by Very Rev. Jamin Scott David
I remember when I took my comprehensive exam for my canon law degree. All of us had to go, one by one, before a panel of three of our professors. For two hours, they grilled us about anything and everything that they wanted to know about the Code of Canon Law. We could only be armed with the book itself. After we were done, we stood in the hall while the three faculty members graded us and decided whether we passed or failed. One of them, a representative, would come out and either give us a thumbs up or a thumbs down. And do you know that two of my classmates who were nervous as all get out – even though they paid some $125,000 on tuition and even though their bishop sponsored them – they still failed.
In these situations, we come face to face with fear. How are we supposed to react? What are we supposed to say? We often feel like we have to say something, but it ends up being the wrong thing in retrospect. But maybe that’s the point of today’s Gospel – to recognize the transformative power of presence.
In today’s Gospel, Peter has the exact same situation. He along with James and John see Jesus transformed in a rather weird experience. And when it happens, he doesn’t know what to say. It was dramatic and mystical, and he was terrified. He sees Moses and Elijah – the two figures that represented the coming of the end of time as God’s messengers – but he fumbles.
Why this vision you might ask? About a week before the Transfiguration, Jesus told them he would have to suffer and die – not quite what you expect out of the Messiah. As soon as Peter says “You are the Messiah,” Jesus talks about suffering and death and not glory at all. And the disciples don’t want to hear it; they refuse to admit the possibility. It’s probably why Peter wanted to stay on the mountain and enjoy the experience. The reason for the vision was to empower Jesus and the disciples with the strength and vision to enter this way through suffering together. And it renders Peter speechless.

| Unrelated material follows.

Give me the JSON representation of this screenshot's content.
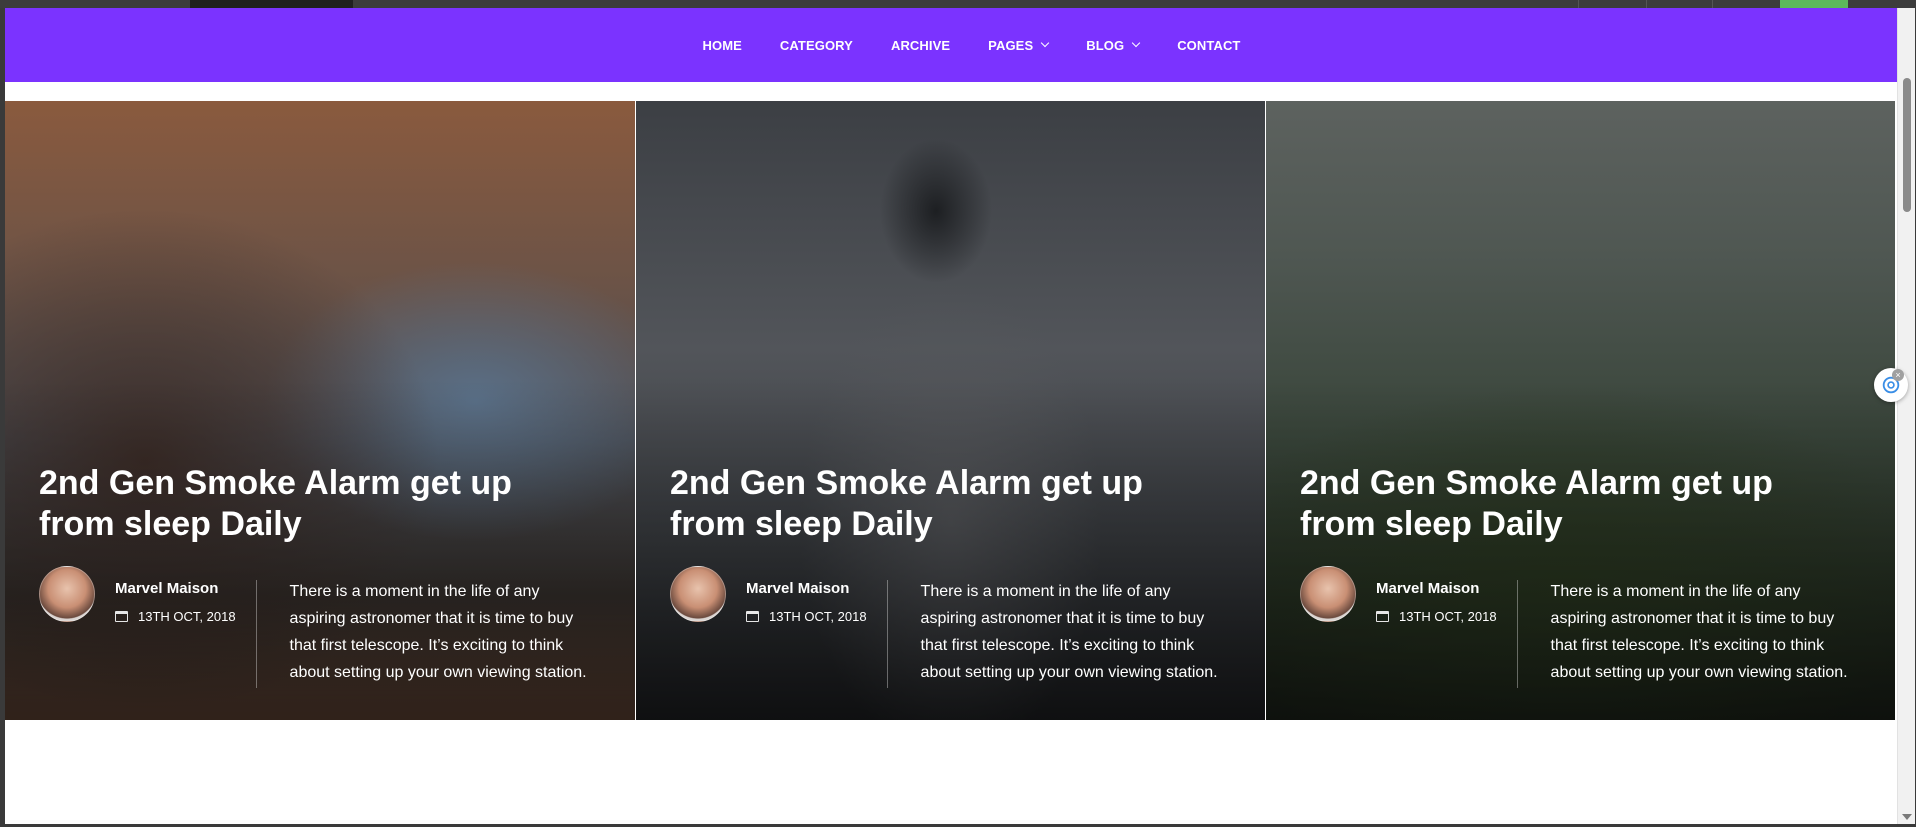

Aren’t there situations in life that leave us speechless? There are situations of personal loss and world drama. And sometimes what we say is an intrusion in comparison with the gravity of despair around us. There are Peters in our life who didn’t offer us much more than foolish talk when we were sick; we’ve been like Peter too, constantly sticking our foot in our mouth when we don’t know what to say.
I think that’s the invitation of the Gospel today. Transfiguration surely awaits all of us. If we are comforters, transfiguration will come as we acknowledge openly and honestly our own suffering and confusion. If we are afflicted, transfiguration awaits us when we seek the presence of those who have suffered before us. Just be you and be present; and you’ll be speechless at how transformative simple presence can really be!